During the period from 1962 to 1972, Y. pseudotuberculosis had been isolated in this laboratory from four beavers and one snowshoe hare, Lepus americanus. There was no record of previous isolation of Y. enterocolitica. In most cases, septic abscesses were found in various tissues; however, significant pathological findings were absent in the Canada goose and the Pekin robin. All but the Pekin robin were free-living native animals.
The hematozoa occurring in 217 of 922 Ugandan birds of 107 species is reported. Species of Haemoproteus were the most prevalent blood parasite, occurring in 82% of the infected birds. The other groups of avian hematozoa encountered, namely Leucocytozoon (6%), Plasmodium (5%), Trypanosoma (7%) and microfilaria (6%), were virtually identical in their rate of occurrence in the bird population. Multiple infections (6.9%) were uncommon. The highest prevalence of blood parasites were recorded in the Zosteropidae (80%) and Ploceidae (56%). Birds showed blood parasitaemias throughout the year, but the peak prevalence was in October, suggesting that vectors were most active at this time.

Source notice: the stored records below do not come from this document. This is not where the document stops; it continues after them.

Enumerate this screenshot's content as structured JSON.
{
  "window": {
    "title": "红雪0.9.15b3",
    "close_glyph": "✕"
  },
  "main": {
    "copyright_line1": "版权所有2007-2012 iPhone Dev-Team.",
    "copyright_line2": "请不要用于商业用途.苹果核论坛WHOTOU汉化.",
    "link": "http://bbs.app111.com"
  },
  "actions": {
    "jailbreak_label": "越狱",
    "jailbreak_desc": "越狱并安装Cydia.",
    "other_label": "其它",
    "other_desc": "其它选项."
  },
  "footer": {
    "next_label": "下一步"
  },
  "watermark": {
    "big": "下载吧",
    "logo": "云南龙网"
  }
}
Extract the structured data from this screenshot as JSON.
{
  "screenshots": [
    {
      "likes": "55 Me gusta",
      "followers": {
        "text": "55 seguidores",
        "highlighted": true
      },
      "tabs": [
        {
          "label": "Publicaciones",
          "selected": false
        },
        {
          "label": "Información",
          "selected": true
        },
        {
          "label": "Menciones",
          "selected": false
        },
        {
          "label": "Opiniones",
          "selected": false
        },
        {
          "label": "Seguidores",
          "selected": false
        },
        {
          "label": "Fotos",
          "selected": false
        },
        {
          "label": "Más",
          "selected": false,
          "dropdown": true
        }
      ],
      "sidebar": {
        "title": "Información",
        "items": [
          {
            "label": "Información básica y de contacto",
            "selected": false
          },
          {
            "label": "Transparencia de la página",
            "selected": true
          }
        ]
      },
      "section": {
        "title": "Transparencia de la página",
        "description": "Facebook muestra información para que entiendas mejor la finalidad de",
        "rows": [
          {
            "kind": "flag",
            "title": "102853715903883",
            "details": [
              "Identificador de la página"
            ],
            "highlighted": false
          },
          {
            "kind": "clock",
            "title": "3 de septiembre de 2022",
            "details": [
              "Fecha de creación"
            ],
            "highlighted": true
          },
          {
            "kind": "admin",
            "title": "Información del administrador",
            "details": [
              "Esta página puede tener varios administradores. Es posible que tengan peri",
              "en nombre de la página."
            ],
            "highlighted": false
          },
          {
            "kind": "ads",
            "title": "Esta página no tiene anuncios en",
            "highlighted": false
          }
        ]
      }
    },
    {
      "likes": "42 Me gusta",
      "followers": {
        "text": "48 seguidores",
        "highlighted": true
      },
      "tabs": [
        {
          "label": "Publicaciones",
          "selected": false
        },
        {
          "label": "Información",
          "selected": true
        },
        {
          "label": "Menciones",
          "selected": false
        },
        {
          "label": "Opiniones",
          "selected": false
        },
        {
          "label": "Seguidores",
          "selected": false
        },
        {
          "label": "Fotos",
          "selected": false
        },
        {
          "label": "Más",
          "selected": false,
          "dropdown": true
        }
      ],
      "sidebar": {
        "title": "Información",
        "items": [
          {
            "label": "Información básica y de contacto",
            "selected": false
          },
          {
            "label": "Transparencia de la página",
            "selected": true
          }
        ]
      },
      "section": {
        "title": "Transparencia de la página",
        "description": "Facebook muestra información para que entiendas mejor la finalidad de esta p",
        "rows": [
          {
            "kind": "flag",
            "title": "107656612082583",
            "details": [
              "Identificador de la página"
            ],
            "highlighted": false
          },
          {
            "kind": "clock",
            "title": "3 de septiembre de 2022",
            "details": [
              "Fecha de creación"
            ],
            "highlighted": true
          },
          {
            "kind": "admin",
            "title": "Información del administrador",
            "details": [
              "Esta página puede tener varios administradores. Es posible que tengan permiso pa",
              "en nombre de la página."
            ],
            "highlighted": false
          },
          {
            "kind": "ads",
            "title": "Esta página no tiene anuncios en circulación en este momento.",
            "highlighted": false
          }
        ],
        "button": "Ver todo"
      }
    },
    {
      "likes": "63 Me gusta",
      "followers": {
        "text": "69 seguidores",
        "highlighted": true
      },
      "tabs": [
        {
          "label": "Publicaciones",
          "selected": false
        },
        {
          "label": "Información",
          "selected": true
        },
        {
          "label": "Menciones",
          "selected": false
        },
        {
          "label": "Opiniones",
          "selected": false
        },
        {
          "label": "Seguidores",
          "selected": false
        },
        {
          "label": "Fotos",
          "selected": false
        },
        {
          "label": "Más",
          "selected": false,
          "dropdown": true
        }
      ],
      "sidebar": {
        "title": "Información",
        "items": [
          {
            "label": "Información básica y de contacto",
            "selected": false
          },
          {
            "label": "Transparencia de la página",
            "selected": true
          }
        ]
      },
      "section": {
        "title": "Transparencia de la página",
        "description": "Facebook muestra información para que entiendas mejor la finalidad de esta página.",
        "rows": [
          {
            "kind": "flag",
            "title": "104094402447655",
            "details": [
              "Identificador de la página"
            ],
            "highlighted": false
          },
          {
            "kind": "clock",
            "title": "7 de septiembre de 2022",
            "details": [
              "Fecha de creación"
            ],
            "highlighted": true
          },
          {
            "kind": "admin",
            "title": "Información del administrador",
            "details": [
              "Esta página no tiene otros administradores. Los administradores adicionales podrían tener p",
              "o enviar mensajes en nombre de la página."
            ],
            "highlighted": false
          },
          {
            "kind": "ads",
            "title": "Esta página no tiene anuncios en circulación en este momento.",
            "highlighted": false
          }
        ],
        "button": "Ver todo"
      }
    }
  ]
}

Pasteurella anatipestifer was isolated from five of seven juvenile whistling swans found sick or dead on two lakes in Saskatchewan, during the 1973 autumn migration. More than 100 sick or dead birds had been reported on one of these lakes. Pathologic lesions were similar to those reported in Pasteurella anatipestifer infection in other species of waterfowl. The possible epizootiology of the disease is discussed.
Toxoplasmosis, characterized by antibody titers up to 16 million, isolation of T. gondii from blood, and demonstration of cyst forms of T. gondii in the tissues of neonatal kittens, occurred in pallas cats (Felis manul) in a zoo in California. Infections were clinically inapparent, except in the kittens, which developed fatal encephalitis, pneumonitis, hepatitis, myocarditis and nephritis. A possible source of infection was feral pigeons, which once formed a major part of the cats' diet.
The virus of malignant catarrhal fever (MCFV) was isolated from the nasal secretions of 6 of 66 recently captured blue wildebeest (Connochaetes taurinus). Ten MCFV isolates were made from 131 nasal swab specimens but only one isolate was obtained from 168 blood samples. All MCFV isolates from nasal secretions were from wildebeest in captivity, under the stresses of confinement, changes in nutrition, or after injections of a corticosteroid drug, betamethasone. One isolate of MCFV was made from the tonsils of a pregnant wildebeest. It is postulated that nasal shedding of MCFV may be a mechanism for transmission of virus among wildebeest and from wildebeest to cattle.